Dataset excerpts:

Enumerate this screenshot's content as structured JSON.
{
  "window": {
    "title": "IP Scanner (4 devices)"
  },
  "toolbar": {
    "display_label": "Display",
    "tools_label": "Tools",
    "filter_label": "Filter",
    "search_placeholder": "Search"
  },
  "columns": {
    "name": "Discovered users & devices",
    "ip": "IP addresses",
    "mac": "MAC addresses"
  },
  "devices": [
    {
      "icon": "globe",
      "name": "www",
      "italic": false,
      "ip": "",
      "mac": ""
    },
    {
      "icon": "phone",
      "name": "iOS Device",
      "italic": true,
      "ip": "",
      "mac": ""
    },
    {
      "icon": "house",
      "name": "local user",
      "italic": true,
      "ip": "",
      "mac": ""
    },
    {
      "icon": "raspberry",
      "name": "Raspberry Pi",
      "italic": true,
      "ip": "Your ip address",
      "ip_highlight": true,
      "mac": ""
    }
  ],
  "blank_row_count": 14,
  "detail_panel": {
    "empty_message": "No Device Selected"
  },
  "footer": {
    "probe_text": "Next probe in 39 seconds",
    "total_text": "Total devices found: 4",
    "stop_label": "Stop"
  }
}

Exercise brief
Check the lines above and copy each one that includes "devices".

Written answer
    "title": "IP Scanner (4 devices)"
    "name": "Discovered users & devices",
  "devices": [
    "total_text": "Total devices found: 4",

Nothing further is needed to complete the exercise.